Page and application data records
● ● ●
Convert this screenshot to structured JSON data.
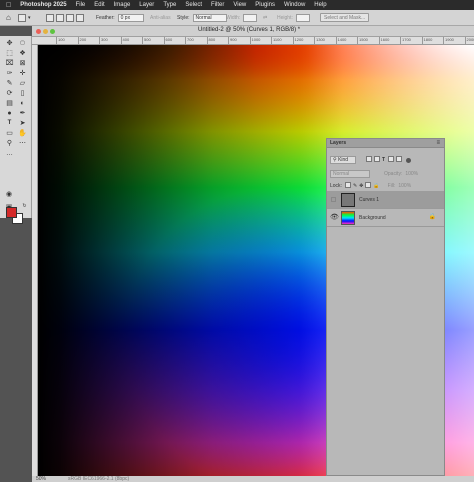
{
  "menubar": {
    "app": "Photoshop 2025",
    "items": [
      "File",
      "Edit",
      "Image",
      "Layer",
      "Type",
      "Select",
      "Filter",
      "View",
      "Plugins",
      "Window",
      "Help"
    ]
  },
  "options": {
    "feather_label": "Feather:",
    "feather_value": "0 px",
    "anti_alias": "Anti-alias",
    "style_label": "Style:",
    "style_value": "Normal",
    "width_label": "Width:",
    "height_label": "Height:",
    "select_mask": "Select and Mask..."
  },
  "document": {
    "tab_title": "Untitled-2 @ 50% (Curves 1, RGB/8) *",
    "zoom": "50%",
    "doc_info": "sRGB IEC61966-2.1 (8bpc)"
  },
  "ruler": {
    "top_ticks": [
      "100",
      "200",
      "300",
      "400",
      "500",
      "600",
      "700",
      "800",
      "900",
      "1000",
      "1100",
      "1200",
      "1300",
      "1400",
      "1500",
      "1600",
      "1700",
      "1800",
      "1900",
      "2000"
    ]
  },
  "layers_panel": {
    "title": "Layers",
    "filter_kind": "Kind",
    "blend_mode": "Normal",
    "opacity_label": "Opacity:",
    "opacity_value": "100%",
    "lock_label": "Lock:",
    "fill_label": "Fill:",
    "fill_value": "100%",
    "layers": [
      {
        "name": "Curves 1",
        "visible": false
      },
      {
        "name": "Background",
        "visible": true,
        "locked": true
      }
    ]
  },
  "colors": {
    "foreground": "#d42a2a",
    "background": "#ffffff"
  }
}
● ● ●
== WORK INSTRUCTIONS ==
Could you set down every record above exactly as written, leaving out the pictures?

== ANSWER TO THIS TASK ==
Convert this screenshot to structured JSON data.
{
  "menubar": {
    "app": "Photoshop 2025",
    "items": [
      "File",
      "Edit",
      "Image",
      "Layer",
      "Type",
      "Select",
      "Filter",
      "View",
      "Plugins",
      "Window",
      "Help"
    ]
  },
  "options": {
    "feather_label": "Feather:",
    "feather_value": "0 px",
    "anti_alias": "Anti-alias",
    "style_label": "Style:",
    "style_value": "Normal",
    "width_label": "Width:",
    "height_label": "Height:",
    "select_mask": "Select and Mask..."
  },
  "document": {
    "tab_title": "Untitled-2 @ 50% (Curves 1, RGB/8) *",
    "zoom": "50%",
    "doc_info": "sRGB IEC61966-2.1 (8bpc)"
  },
  "ruler": {
    "top_ticks": [
      "100",
      "200",
      "300",
      "400",
      "500",
      "600",
      "700",
      "800",
      "900",
      "1000",
      "1100",
      "1200",
      "1300",
      "1400",
      "1500",
      "1600",
      "1700",
      "1800",
      "1900",
      "2000"
    ]
  },
  "layers_panel": {
    "title": "Layers",
    "filter_kind": "Kind",
    "blend_mode": "Normal",
    "opacity_label": "Opacity:",
    "opacity_value": "100%",
    "lock_label": "Lock:",
    "fill_label": "Fill:",
    "fill_value": "100%",
    "layers": [
      {
        "name": "Curves 1",
        "visible": false
      },
      {
        "name": "Background",
        "visible": true,
        "locked": true
      }
    ]
  },
  "colors": {
    "foreground": "#d42a2a",
    "background": "#ffffff"
  }
}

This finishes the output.